The Maori King has taken the extraordinary step of sacking a top Tainui figure over a critical report she wrote about the tribe's finances.

King Tuheitia yesterday removed Tania Martin, an elected official, as the chairwoman of Waikato-Tainui's parliament Te Kauhanganui, which represents the tribe's 66 marae.

Ms Martin, who represents Hiiona Marae, was dismissed after writing a report to tribal members that criticised spending by Tainui's executive board, Te Arataura. She also criticised board chairman Tuku Morgan.

King Tuheitia said Ms Martin's report was based on inaccurate figures and she had issued it without giving board members a chance to respond.

"She is well aware of the damaging errors in her report," he said.

"She has been taken through them several times. She has told my [representative] that she has made a major mistake."

In a detailed statement, King Tuheitia said he had asked Hiiona Marae to remove her, effectively dismissing her from the parliament. But the marae rejected the request.

The King dismissed her in his capacity as paramount chief.

"They declined to do so on the grounds that this matter should be handled within the disputes process of Te Kauhanganui. This is not possible because Mrs Martin's actions have rendered Te Kauhanganui dysfunctional," King Tuheitia said.

"She has agreed several times to issue an apology to members of Te Arataura, but has not delivered on those agreements.

"She has committed to meet with Te Arataura and accept offers of mediation of her dispute, and has repeatedly failed to meet those commitments."

In her report, Ms Martin put the board's costs at $1,703,000. The king says the true figure is $656,000.

King Tuheitia said Ms Martin was supposed to meet him last Thursday, but she postponed the meeting as she was receiving medical treatment.

He found out she was being interviewed by a current affairs show.

Waikato-Tainui marae held emergency meetings last night, and some are seeking legal advice on the matter.

The king's Te Arataura representative Greg Miller has been appointed as interim chairman until the parliament meets in February.

The removal is a further sign the king is becoming more active in tribal politics.

Previously, the tribe has said he should stay above day-to-day matters.
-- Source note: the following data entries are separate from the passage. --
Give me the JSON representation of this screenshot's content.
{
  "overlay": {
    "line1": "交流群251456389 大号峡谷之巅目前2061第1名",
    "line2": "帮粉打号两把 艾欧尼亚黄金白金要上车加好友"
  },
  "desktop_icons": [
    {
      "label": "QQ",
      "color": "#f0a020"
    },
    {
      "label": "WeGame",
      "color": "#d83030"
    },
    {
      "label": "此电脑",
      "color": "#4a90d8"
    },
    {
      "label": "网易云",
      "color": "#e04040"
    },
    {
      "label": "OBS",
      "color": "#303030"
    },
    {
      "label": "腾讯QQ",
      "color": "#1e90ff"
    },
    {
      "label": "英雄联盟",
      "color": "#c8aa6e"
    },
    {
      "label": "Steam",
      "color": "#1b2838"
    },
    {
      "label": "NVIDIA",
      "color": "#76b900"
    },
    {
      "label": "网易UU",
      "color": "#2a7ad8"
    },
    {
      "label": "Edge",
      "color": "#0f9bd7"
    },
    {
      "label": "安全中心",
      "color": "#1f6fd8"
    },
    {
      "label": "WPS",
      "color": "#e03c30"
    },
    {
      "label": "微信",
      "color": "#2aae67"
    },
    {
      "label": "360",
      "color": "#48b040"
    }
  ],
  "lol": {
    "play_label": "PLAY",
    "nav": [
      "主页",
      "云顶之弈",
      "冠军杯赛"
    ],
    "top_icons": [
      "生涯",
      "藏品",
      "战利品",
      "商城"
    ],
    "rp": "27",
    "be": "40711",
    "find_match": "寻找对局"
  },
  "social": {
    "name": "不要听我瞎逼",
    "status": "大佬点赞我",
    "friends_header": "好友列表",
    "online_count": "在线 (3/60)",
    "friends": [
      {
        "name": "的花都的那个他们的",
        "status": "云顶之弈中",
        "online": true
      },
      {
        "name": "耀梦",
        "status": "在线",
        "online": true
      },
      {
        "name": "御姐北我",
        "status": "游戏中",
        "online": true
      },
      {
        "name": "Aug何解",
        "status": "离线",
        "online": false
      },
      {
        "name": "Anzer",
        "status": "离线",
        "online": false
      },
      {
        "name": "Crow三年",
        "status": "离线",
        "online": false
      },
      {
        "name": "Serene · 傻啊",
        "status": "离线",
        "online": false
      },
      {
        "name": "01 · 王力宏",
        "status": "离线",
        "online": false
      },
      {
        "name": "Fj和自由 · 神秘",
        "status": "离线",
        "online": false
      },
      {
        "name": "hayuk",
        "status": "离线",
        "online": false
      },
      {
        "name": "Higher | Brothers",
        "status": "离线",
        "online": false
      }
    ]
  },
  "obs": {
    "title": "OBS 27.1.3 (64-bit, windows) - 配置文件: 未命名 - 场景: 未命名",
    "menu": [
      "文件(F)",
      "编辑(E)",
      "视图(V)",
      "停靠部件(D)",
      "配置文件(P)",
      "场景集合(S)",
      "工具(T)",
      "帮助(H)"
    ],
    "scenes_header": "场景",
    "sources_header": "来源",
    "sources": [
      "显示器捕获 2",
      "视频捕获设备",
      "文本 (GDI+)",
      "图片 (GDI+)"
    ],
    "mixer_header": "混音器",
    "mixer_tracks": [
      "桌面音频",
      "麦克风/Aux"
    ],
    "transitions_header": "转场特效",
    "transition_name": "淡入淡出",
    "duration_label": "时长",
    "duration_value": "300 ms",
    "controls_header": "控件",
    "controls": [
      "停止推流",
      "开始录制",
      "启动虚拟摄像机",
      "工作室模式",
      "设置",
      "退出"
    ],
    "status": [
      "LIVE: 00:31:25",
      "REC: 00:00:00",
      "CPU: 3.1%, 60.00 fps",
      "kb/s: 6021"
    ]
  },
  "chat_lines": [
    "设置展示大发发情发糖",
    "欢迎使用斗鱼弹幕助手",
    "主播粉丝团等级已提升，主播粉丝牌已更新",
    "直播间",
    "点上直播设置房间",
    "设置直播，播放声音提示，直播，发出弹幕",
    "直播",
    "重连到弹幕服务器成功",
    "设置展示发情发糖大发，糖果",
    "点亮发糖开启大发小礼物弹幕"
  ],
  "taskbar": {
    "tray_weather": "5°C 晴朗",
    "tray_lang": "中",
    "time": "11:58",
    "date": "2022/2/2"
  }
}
Te Arataura chairman Tuku Morgan said the king had to intervene.

"There's only one boss in Waikato-Tainui," he said

Ms Martin could not be contacted last night.